- **Task requirements**
Each line of the material that mentions the word "uncommon" is to be copied.
Content starts
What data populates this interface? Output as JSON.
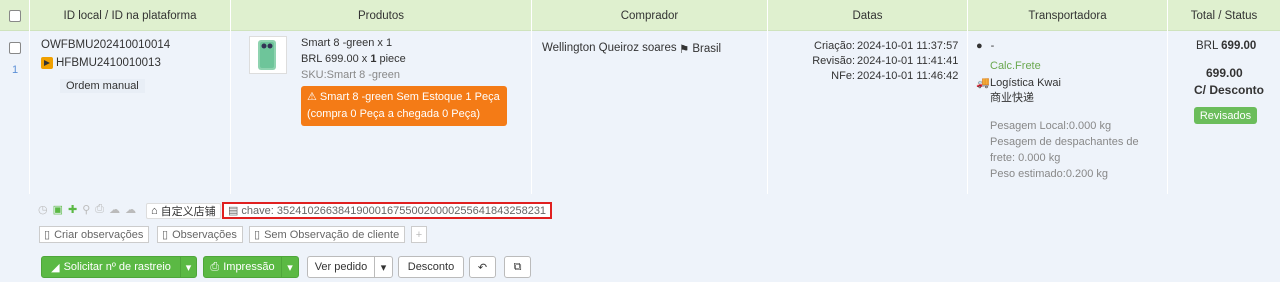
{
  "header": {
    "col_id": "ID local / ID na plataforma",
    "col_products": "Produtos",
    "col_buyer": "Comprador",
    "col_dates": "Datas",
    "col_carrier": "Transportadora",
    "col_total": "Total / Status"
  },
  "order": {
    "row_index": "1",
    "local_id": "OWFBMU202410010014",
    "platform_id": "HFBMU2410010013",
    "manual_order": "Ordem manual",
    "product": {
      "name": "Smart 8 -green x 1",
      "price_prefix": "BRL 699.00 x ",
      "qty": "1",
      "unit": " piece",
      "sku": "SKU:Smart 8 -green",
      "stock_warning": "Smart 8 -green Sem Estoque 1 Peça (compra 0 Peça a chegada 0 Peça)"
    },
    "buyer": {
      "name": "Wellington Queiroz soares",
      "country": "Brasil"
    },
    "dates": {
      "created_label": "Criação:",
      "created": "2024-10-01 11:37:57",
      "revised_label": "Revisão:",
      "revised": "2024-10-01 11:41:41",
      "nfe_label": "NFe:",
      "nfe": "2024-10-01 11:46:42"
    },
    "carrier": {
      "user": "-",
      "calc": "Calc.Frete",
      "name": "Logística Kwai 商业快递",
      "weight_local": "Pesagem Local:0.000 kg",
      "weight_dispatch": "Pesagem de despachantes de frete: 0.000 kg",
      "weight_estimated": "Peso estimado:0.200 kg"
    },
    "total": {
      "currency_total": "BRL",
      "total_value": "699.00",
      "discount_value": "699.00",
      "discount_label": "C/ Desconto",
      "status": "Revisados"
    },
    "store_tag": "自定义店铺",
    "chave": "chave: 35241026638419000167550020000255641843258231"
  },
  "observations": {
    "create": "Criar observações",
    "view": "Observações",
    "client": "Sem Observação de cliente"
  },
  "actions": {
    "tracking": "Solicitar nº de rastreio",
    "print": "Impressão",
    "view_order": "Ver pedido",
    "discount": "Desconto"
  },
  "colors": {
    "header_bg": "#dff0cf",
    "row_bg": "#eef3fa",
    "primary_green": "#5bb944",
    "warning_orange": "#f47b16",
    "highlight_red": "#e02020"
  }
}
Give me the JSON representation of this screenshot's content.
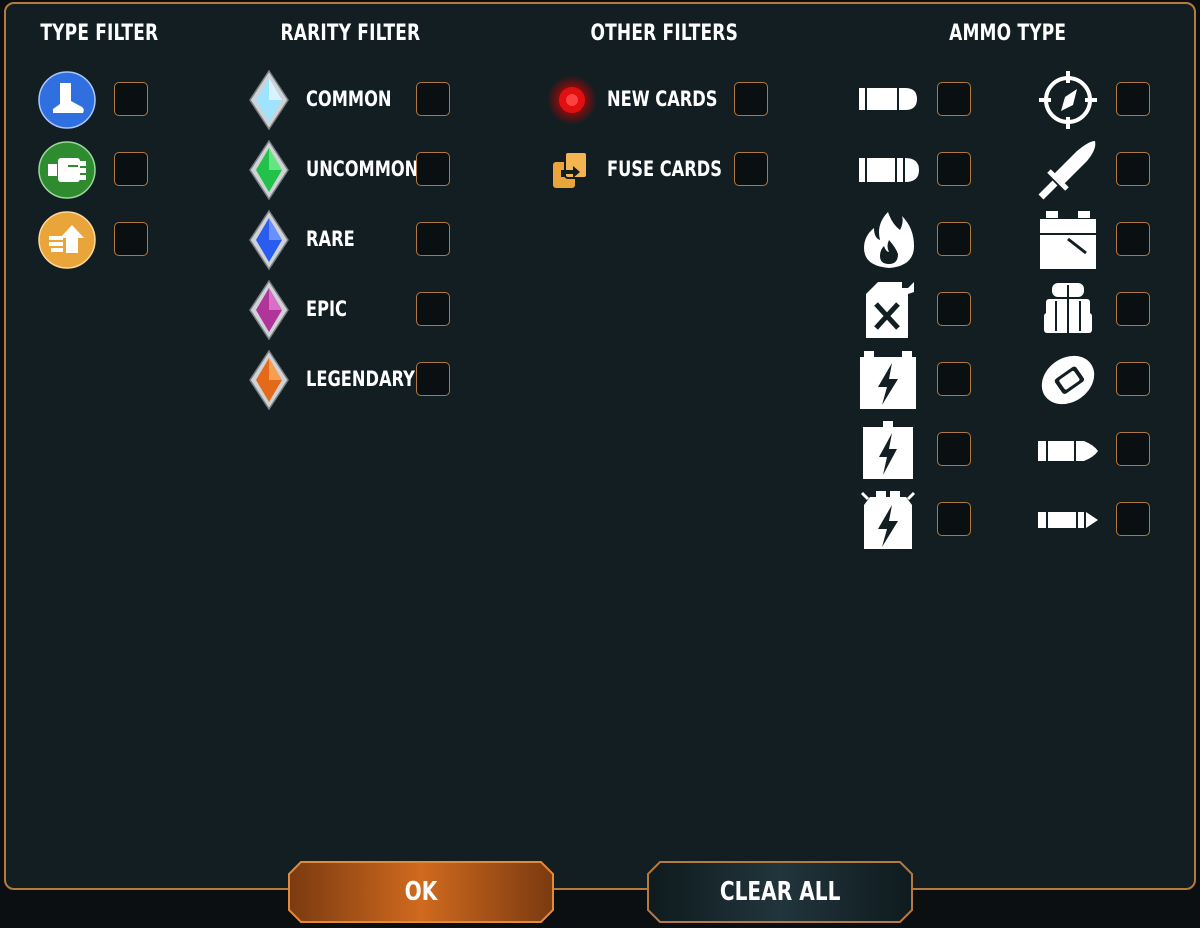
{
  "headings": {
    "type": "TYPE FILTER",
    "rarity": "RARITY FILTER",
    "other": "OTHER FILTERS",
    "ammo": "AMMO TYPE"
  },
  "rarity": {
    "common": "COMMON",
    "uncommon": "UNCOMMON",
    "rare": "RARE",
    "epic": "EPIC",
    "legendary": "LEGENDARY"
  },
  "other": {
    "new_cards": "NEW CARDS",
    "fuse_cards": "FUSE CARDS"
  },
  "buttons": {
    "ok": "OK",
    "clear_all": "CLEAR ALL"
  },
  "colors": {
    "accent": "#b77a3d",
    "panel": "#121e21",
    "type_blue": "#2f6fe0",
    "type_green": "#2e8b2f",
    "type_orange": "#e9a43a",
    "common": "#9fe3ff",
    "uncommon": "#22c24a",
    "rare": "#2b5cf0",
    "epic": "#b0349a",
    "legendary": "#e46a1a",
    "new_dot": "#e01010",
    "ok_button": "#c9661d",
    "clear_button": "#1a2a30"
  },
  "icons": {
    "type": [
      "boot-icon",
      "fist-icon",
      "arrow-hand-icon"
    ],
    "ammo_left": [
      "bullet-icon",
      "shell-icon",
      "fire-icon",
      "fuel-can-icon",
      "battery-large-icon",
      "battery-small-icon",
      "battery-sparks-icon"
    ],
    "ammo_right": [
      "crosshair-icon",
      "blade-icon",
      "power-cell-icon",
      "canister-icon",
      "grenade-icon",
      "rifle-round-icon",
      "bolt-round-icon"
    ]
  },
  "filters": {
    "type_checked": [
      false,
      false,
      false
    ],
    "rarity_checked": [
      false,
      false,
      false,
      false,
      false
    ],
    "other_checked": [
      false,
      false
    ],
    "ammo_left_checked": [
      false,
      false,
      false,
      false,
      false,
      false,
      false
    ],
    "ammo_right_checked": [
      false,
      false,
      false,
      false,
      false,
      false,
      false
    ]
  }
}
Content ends
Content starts
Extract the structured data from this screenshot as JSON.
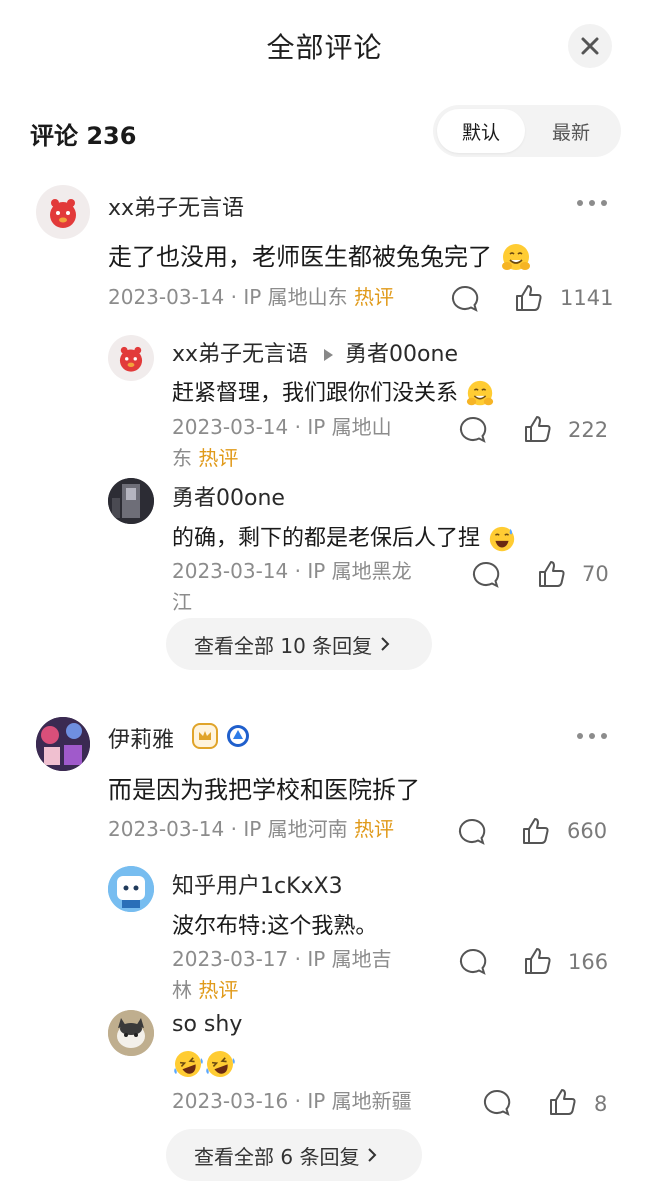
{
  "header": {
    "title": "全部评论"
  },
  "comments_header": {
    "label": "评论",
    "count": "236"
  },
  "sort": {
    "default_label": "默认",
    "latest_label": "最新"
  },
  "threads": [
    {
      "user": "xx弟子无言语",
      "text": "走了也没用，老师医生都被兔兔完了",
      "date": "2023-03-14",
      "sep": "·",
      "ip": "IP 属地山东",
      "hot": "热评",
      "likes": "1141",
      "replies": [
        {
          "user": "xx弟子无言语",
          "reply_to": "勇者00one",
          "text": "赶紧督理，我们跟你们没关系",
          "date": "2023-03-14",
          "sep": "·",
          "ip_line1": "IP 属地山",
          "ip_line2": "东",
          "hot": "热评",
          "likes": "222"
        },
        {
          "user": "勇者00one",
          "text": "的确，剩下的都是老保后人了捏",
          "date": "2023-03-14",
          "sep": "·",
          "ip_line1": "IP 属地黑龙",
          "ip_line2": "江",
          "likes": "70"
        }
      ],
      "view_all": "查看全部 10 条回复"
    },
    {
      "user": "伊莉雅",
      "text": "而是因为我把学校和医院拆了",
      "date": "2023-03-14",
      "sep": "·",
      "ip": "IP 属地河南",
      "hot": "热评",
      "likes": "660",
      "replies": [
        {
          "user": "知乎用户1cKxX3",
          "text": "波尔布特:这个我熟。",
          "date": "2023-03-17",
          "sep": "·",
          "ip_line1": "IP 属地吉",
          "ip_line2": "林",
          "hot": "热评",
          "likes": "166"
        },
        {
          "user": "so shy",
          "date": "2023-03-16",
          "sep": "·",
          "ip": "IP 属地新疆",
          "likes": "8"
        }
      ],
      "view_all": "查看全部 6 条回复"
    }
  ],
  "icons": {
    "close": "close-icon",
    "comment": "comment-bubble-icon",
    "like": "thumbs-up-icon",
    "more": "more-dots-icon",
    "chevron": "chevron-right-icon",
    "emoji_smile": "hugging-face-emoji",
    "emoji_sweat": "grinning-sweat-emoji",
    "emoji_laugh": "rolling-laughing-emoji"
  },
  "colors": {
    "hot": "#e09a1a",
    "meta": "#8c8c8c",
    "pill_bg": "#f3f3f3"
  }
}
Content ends
- **Output for this task**
    "uncommon": "UNCOMMON",
    "uncommon": "#22c24a",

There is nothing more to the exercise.